Sheriff’s Team of Active Retired Seniors
The morning after a recent rash of car burglaries on the Paradise ridge, every desk in the Sheriff’s Department Magalia substation was occupied by a S.T.A.R.S. volunteer filling out crime reports.
Had these volunteers from S.T.A.R.S.—the Sheriff’s Team of Active Retired Seniors—not been available, sheriff’s deputies would have done the work, potentially taking them away from crucial law enforcement tasks. Since its inception in 1993, S.T.A.R.S. volunteers have donated more than 275,000 hours of service to the department.

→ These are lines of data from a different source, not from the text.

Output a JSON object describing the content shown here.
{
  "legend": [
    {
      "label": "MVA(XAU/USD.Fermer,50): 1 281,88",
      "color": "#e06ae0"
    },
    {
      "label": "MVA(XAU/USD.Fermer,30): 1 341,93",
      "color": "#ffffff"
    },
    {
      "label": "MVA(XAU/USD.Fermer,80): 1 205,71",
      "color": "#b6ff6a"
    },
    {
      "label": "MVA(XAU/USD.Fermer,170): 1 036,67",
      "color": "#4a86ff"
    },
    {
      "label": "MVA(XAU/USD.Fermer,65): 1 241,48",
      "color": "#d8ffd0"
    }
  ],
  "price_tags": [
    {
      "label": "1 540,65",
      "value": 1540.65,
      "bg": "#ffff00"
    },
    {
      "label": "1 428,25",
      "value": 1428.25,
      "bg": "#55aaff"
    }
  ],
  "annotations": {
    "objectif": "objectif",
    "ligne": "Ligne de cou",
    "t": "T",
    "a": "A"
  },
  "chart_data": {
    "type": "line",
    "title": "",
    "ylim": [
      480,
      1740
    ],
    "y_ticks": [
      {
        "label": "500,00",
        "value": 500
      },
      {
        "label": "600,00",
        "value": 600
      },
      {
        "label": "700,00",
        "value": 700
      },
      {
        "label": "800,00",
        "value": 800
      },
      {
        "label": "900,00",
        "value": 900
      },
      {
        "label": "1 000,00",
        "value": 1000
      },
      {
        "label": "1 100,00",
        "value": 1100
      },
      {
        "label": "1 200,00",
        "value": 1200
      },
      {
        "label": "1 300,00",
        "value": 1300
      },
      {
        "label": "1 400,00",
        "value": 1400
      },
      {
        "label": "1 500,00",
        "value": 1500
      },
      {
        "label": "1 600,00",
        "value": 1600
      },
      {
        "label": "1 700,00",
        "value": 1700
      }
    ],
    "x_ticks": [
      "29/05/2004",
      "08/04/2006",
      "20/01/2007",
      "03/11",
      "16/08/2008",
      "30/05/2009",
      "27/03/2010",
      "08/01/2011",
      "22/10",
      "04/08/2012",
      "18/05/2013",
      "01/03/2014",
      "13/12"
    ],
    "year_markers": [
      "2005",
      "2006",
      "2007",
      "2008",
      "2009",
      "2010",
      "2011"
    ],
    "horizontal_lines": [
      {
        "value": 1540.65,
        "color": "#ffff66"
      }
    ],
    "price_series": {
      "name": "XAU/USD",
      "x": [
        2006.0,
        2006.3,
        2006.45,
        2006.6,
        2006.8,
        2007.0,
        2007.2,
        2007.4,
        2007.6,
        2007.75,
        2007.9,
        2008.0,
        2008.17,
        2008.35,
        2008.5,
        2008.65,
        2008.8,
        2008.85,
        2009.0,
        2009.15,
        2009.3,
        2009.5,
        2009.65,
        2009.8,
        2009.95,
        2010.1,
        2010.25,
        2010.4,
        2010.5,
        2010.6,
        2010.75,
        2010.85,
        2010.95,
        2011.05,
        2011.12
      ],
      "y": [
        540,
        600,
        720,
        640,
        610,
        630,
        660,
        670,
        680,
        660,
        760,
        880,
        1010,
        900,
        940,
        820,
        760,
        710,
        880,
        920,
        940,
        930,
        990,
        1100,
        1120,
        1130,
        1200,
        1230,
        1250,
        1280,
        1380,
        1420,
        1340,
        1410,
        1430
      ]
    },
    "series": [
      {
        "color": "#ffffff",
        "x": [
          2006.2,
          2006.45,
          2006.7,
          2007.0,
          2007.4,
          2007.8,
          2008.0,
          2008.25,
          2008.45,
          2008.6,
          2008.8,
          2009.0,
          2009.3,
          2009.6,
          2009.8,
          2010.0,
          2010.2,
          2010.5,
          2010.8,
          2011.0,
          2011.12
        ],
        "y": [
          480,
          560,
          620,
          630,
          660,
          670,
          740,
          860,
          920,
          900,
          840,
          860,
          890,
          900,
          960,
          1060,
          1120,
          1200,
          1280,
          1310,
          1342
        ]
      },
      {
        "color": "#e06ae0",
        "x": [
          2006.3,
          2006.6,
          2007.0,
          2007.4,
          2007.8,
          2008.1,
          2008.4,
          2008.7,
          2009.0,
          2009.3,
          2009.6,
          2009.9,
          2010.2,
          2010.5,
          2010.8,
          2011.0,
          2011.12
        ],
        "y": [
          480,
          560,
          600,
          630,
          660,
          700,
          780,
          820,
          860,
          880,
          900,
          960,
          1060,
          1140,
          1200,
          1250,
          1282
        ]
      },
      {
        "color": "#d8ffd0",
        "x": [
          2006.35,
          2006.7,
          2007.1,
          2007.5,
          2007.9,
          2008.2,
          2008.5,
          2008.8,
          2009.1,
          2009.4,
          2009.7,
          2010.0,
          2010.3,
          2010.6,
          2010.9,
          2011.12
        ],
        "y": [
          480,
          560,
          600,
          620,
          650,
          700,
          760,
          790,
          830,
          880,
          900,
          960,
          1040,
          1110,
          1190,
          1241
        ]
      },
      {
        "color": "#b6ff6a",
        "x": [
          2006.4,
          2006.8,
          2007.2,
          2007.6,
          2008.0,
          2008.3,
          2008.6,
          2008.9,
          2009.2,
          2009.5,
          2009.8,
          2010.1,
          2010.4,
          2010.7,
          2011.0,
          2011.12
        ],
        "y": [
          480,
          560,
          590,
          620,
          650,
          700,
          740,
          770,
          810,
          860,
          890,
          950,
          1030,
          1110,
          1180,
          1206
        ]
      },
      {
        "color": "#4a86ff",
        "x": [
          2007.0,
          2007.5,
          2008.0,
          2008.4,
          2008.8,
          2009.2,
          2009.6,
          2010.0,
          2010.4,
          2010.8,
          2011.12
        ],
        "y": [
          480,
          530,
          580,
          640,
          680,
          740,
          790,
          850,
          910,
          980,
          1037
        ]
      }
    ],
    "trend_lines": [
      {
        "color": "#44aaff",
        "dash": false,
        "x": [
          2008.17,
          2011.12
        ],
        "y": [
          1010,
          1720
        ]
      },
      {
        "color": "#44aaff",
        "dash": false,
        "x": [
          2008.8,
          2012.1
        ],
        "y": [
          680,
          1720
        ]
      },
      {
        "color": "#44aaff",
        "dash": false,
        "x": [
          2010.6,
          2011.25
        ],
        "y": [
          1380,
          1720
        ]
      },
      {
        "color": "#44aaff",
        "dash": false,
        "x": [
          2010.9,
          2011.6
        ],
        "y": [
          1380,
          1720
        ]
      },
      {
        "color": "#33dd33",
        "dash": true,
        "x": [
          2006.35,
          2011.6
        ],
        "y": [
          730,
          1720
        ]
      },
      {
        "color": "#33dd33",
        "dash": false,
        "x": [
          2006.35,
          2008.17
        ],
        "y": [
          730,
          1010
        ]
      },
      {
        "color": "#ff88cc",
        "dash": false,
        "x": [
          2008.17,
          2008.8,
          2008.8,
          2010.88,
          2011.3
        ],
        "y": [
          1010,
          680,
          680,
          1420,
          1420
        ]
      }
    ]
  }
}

While some S.T.A.R.S. volunteers receive special training and are able to assist deputies in crime scene investigation and in the taking of crime reports, probably the most important function of the S.T.A.R.S. is patrolling and providing a visual presence in the community.
S.T.A.R.S. Commander Jim Ratekin describes what they do as being the “eyes and ears of the Sheriff’s Department.” Trained to spot things that look amiss, volunteers provide house checks for vacationing owners, as well as patrolling out-of-way locations that might not otherwise receive much attention.
Patrol volunteer Jim Langdon says most people are genuinely appreciative of the volunteers, especially kids who clamor for junior deputy badges or deputies’ trading cards.
“I have people stop me on little streets that you’d think probably no patrol ever goes down, and they say, ‘Hey, thank you for coming down; we appreciate it,'” Langdon said.
The S.T.A.R.S. also staff the substations, providing dispatch, answering the phones, greeting and assisting the public and providing any assistance the deputies may need.
Ratekin says the S.T.A.R.S. volunteers are also particularly proud of their community service and crime prevention education programs. For example, volunteers set up a Megan’s Law booth at various events that allows people to search a database of convicted child molesters.
Volunteers also assist with the Neighborhood Watch program and make safety presentations to children utilizing Barney, the Talking Patrol Car and Deputy McGruff. Another program, Vanished Children, teaches elementary-school children how to prevent abduction.
A bit of a departure for the S.T.A.R.S. volunteers is their bicycle giveaway program. Bikes that are turned in as found or stolen property, after being held for the prescribed time, are repaired by workers in the Sheriff’s Work Alternative Program (SWAP) supervised by S.T.A.R.S. volunteers. The bikes are given away at Christmas to children who couldn’t otherwise afford them.
Last year more than 70 bikes were given away, and this year Ratekin says they’re on track to complete at least 125. Donations of new or used bikes or parts, in frame sizes from 12 to 18 inches, are appreciated.
Men and women are encouraged to join the S.T.A.R.S. ranks. Volunteers must be at least 50 years of age and able to pass a background investigation. New volunteers are given a preliminary introduction to procedures before being sent out for on-the-job training. S.T.A.R.S. volunteers then must attend the next 44-hour training academy, offered twice annually.
“This job is the best hands-on volunteer job I’ve ever seen,” Ratekin said. “We have the rewards of actually physically doing some of the things the deputies do. But in addition, we offer volunteers what volunteers need, like self-satisfaction … and the feeling of self-worth. You can go home in the evening and feel good about what you did that day. You just didn’t just file some letters. You actually made a difference.”
Support from the community is also appreciated, and Ratekin encourages residents to watch for their fund-raising events, including pancake breakfasts and dances. Aside from vehicle maintenance and basic office supplies, which are provided by Butte County, the S.T.A.R.S. rely on fund-raising for all their equipment.